Hermits Peak and Calf Canyon Fires grew to 315,830 acres — Black Fire now at 254,840 acres

Hermits Peak and Calf Canyon Fires grew to 315,830 acres — Black Fire now at 254,840 acres
Image by Maxar Technologies

The largest wildfire in New Mexico (maybe not for so long) still active almost a month and a half since it started on April 19. Thankfully, over the last weeks actions of thousands of personnel, and favorable weather conditions significantly reduced its spread.

Over the last 24 hours Hermits Peak and Calf Canyon Fires grew by 200 acres. The total affected area as of this morning is 315,830 acres. Improved weather over the next several days could bring some moisture and an opportunity for firefighters to make additional progress on extinguishing heat near the fire’s edge.

Though, thunderstorms could cause new fires to develop, crews will be ready to address new situation.

Black Fire

Another large scale wildfire in New Mexico — Black Fire — still spreading at significantly higher speed, steadily moving to overcome second largest fire in state history. And, quite possibly, might become the largest.

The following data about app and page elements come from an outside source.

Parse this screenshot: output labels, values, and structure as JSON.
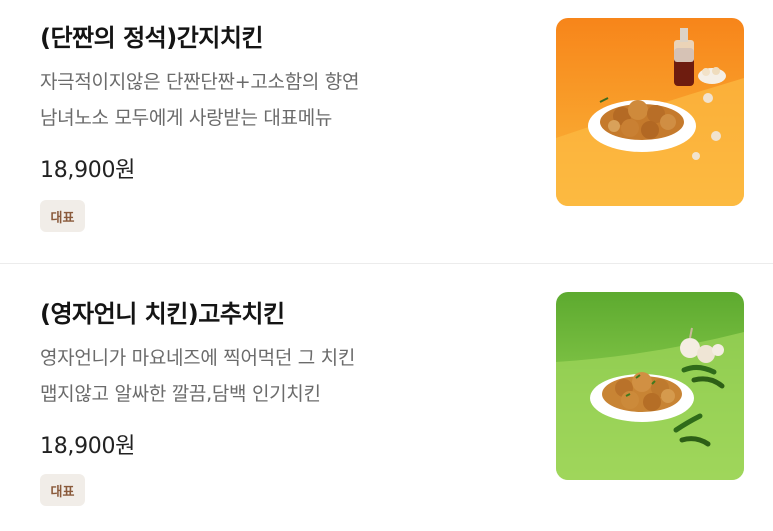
{
  "menu": {
    "items": [
      {
        "title": "(단짠의 정석)간지치킨",
        "description_lines": [
          "자극적이지않은 단짠단짠+고소함의 향연",
          "남녀노소 모두에게 사랑받는 대표메뉴"
        ],
        "price": "18,900원",
        "badge": "대표",
        "image_icon": "chicken-dish-photo",
        "image_background": "#f7931e"
      },
      {
        "title": "(영자언니 치킨)고추치킨",
        "description_lines": [
          "영자언니가 마요네즈에 찍어먹던 그 치킨",
          "맵지않고 알싸한 깔끔,담백 인기치킨"
        ],
        "price": "18,900원",
        "badge": "대표",
        "image_icon": "chicken-dish-photo",
        "image_background": "#7cc043"
      }
    ]
  }
}
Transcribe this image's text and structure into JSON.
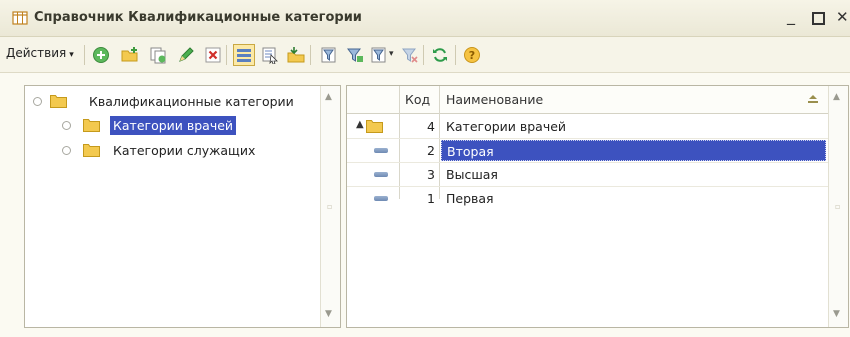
{
  "window": {
    "title": "Справочник Квалификационные категории",
    "controls": {
      "minimize": "_",
      "close": "✕"
    }
  },
  "toolbar": {
    "actions_label": "Действия",
    "actions_caret": "▾",
    "icons": [
      "add-icon",
      "add-group-icon",
      "copy-icon",
      "edit-icon",
      "delete-icon",
      "hierarchy-list-icon",
      "hierarchy-view-icon",
      "move-to-group-icon",
      "filter-settings-icon",
      "filter-by-value-icon",
      "filter-dropdown-icon",
      "clear-filter-icon",
      "refresh-icon",
      "help-icon"
    ]
  },
  "tree": {
    "items": [
      {
        "label": "Квалификационные категории",
        "level": 0,
        "selected": false
      },
      {
        "label": "Категории врачей",
        "level": 1,
        "selected": true
      },
      {
        "label": "Категории служащих",
        "level": 1,
        "selected": false
      }
    ]
  },
  "grid": {
    "columns": {
      "code": "Код",
      "name": "Наименование"
    },
    "rows": [
      {
        "type": "group-up",
        "code": "4",
        "name": "Категории врачей",
        "selected": false
      },
      {
        "type": "item",
        "code": "2",
        "name": "Вторая",
        "selected": true
      },
      {
        "type": "item",
        "code": "3",
        "name": "Высшая",
        "selected": false
      },
      {
        "type": "item",
        "code": "1",
        "name": "Первая",
        "selected": false
      }
    ]
  },
  "scroll": {
    "up": "▲",
    "down": "▼"
  },
  "colors": {
    "selection": "#3d52bf",
    "folder": "#f3c94f",
    "window_bg": "#fbfaf2"
  }
}
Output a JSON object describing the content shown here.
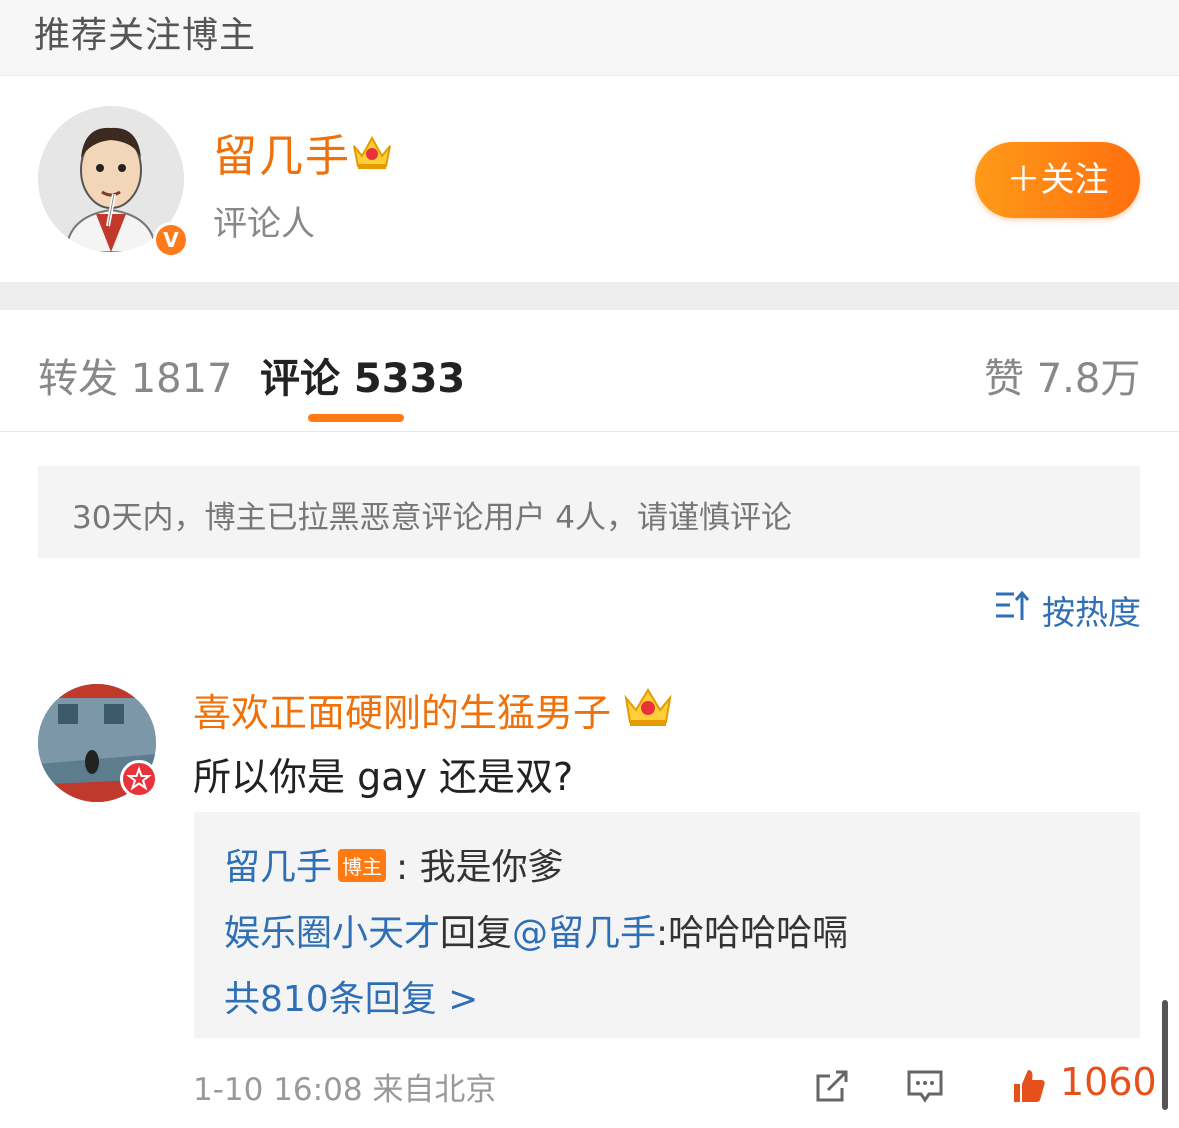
{
  "section": {
    "title": "推荐关注博主"
  },
  "blogger": {
    "name": "留几手",
    "role": "评论人",
    "verified_badge": "V",
    "follow_label": "＋关注",
    "icons": {
      "crown": "crown-icon",
      "verified": "verified-v-icon"
    }
  },
  "tabs": {
    "repost": "转发 1817",
    "comments": "评论 5333",
    "likes": "赞 7.8万",
    "active": "comments"
  },
  "notice": "30天内，博主已拉黑恶意评论用户 4人，请谨慎评论",
  "sort": {
    "label": "按热度",
    "icon": "sort-icon"
  },
  "comment": {
    "author": "喜欢正面硬刚的生猛男子",
    "text": "所以你是 gay 还是双?",
    "replies": [
      {
        "author": "留几手",
        "tag": "博主",
        "sep": ": ",
        "text": "我是你爹"
      },
      {
        "author": "娱乐圈小天才",
        "middle": "回复",
        "mention": "@留几手",
        "text": ":哈哈哈哈嗝"
      }
    ],
    "more_replies": "共810条回复 >",
    "time_location": "1-10 16:08  来自北京",
    "like_count": "1060"
  },
  "colors": {
    "accent_orange": "#ff7a12",
    "name_orange": "#f0700a",
    "link_blue": "#2e6fb5",
    "notice_bg": "#f4f4f4"
  }
}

Latest infrared analysis indicates 254,840 acres affected by the blaze. About 25% of the fire contained, and crews will continue patrolling and mopping up, constructing direct and indirect control lines, prepping new line where needed, and using point protection tactics to protect private property, critical infrastructure and other values at risk. Slash chipping will continue. Hand and aerial ignitions will be used where needed to strengthen protection of values at risk and burn out fuels between constructed firelines and the main fire. Structure triage assessments and identification of values at risk will continue. Nighttime UAS may be utilized along with hand ignitions.

Potential for dry thunderstorms could bring outflow winds to the fire area as well as potential for additional ignitions. Fire will continue to persistently back and flank to the south in the Black Range, making upslope runs and wind-driven runs to the east. Continuous grass and east-west aligned drainages on the southeastern flank will allow for significant runs, particularly in the early evening when downslope winds become active.

Evacuations:

Interactive Map.

More news
Tags: